Care Guideline #6 For Young Women With Breast Cancer: Family Support
Being diagnosed with breast cancer can have a huge impact on a young family. Our 6th guideline from Rethink’s Care Guidelines for Young Women with Breast Cancer ensures that these women are offered the appropriate resources to help lighten the load of caring for young children, as well as support to help family members deal with the added stress of cancer.
Here are two statements from members of our Rethink Young Women’s Network sharing their personal connection to our 6th guideline.
“I was diagnosed during pregnancy. My chemo began one week after my son was born.

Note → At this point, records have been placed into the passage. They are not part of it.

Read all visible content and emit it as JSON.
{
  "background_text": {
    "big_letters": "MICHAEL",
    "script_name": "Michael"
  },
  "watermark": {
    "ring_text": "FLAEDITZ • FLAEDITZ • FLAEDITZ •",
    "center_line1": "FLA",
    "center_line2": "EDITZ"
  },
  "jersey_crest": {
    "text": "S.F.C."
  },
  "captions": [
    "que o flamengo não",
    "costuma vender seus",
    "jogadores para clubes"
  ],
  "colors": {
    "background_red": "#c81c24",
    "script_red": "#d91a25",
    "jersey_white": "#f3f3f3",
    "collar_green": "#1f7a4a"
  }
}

I was a first time mom with a premature baby, a healing c-section, and dealing with chemotherapy. It was all very overwhelming and my plate was full. Without the assistance that I had from a caregiver for my son I’m not sure how I would have coped.

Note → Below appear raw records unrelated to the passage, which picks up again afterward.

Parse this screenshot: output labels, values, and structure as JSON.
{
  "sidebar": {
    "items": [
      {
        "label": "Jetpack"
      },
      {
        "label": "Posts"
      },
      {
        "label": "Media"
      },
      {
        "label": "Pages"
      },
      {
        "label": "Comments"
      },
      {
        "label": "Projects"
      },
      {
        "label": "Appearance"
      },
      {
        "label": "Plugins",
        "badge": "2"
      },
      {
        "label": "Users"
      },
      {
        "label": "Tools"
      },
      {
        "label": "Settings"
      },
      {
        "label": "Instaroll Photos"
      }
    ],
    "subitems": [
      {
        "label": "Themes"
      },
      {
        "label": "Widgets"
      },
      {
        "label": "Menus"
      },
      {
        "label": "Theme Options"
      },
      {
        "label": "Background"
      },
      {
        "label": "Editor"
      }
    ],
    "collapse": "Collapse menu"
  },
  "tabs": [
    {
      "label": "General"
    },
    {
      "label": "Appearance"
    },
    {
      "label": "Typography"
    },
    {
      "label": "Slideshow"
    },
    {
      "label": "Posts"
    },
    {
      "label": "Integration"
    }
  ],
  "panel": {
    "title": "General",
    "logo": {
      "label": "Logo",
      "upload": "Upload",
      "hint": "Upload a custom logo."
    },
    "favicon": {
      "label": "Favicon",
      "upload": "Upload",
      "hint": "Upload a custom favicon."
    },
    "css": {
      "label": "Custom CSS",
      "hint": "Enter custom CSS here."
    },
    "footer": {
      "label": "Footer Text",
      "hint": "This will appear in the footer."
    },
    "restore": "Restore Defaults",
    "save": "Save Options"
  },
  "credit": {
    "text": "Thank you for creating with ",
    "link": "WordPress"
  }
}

Between going to doctor’s appointments, treatment, and the times I was too sick to get out of bed, it was very reassuring to know that my son was in good hands.”
“When I was diagnosed with breast cancer at age 37, our kids were 2, 3, and 6 years old. I was completely and utterly overwhelmed with juggling appointments, taking care of the kids, feeling sick and managing my fears.

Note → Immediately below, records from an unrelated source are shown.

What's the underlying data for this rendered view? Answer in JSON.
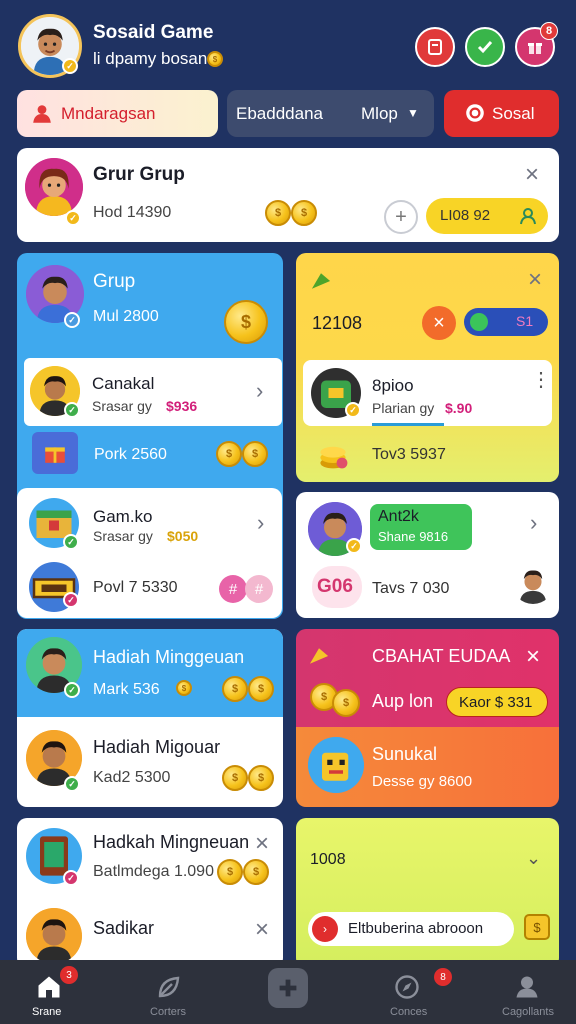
{
  "header": {
    "title": "Sosaid Game",
    "subtitle": "li dpamy bosan",
    "notification_count": "8",
    "colors": {
      "red": "#e03a3a",
      "green": "#39b54a",
      "pink": "#d4366e"
    }
  },
  "tabs": {
    "left": "Mndaragsan",
    "middle": "Ebadddana",
    "middle_select": "Mlop",
    "right": "Sosal"
  },
  "group_card": {
    "title": "Grur Grup",
    "subtitle": "Hod 14390",
    "amount": "LI08 92"
  },
  "left_col": {
    "group": {
      "title": "Grup",
      "sub": "Mul 2800"
    },
    "row1": {
      "name": "Canakal",
      "sub": "Srasar gy",
      "price": "$936"
    },
    "row1_foot": "Pork 2560",
    "row2": {
      "name": "Gam.ko",
      "sub": "Srasar gy",
      "price": "$050"
    },
    "row2_foot": "Povl 7 5330",
    "hadiah": {
      "title": "Hadiah Minggeuan",
      "sub": "Mark 536"
    },
    "hadiah2": {
      "title": "Hadiah Migouar",
      "sub": "Kad2 5300"
    },
    "hadkah": {
      "title": "Hadkah Mingneuan",
      "sub": "Batlmdega 1.090"
    },
    "sadikar": {
      "title": "Sadikar"
    }
  },
  "right_col": {
    "yellow_card": {
      "value": "12108",
      "pill": "S1"
    },
    "row1": {
      "name": "8pioo",
      "sub": "Plarian gy",
      "price": "$.90"
    },
    "row1_foot": "Tov3 5937",
    "row2": {
      "name": "Ant2k",
      "sub": "Shane 9816"
    },
    "row2_badge": "G06",
    "row2_foot": "Tavs 7 030",
    "pink_card": {
      "title": "CBAHAT EUDAA",
      "sub": "Aup lon",
      "btn": "Kaor $ 331"
    },
    "orange_card": {
      "name": "Sunukal",
      "sub": "Desse gy 8600"
    },
    "lime_card": {
      "value": "1008",
      "btn": "Eltbuberina abrooon"
    }
  },
  "bottom_nav": {
    "items": [
      {
        "label": "Srane",
        "badge": "3"
      },
      {
        "label": "Corters",
        "badge": ""
      },
      {
        "label": "",
        "badge": ""
      },
      {
        "label": "Conces",
        "badge": "8"
      },
      {
        "label": "Cagollants",
        "badge": ""
      }
    ]
  }
}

There was no way we could have coped without my parents regularly taking care of our kids as well as the financial support of my in-laws to hire a part-time nanny. But what if neither of them were available to help?
Young families need opportunities for childcare resources to help alleviate the additional financial and family commitments that are added into an already anxiety-ridden situation.”
-Karyn, diagnosed at age 37
If you’ve been diagnosed with cancer and are juggling caring for a young family at the same time, there are resources and support services that can help.
Here are a few:
Morgan Livingstone, Child Life Specialist
Talking to Your Kids About Breast Cancer: A Guide for Parents
Nanny Angel Network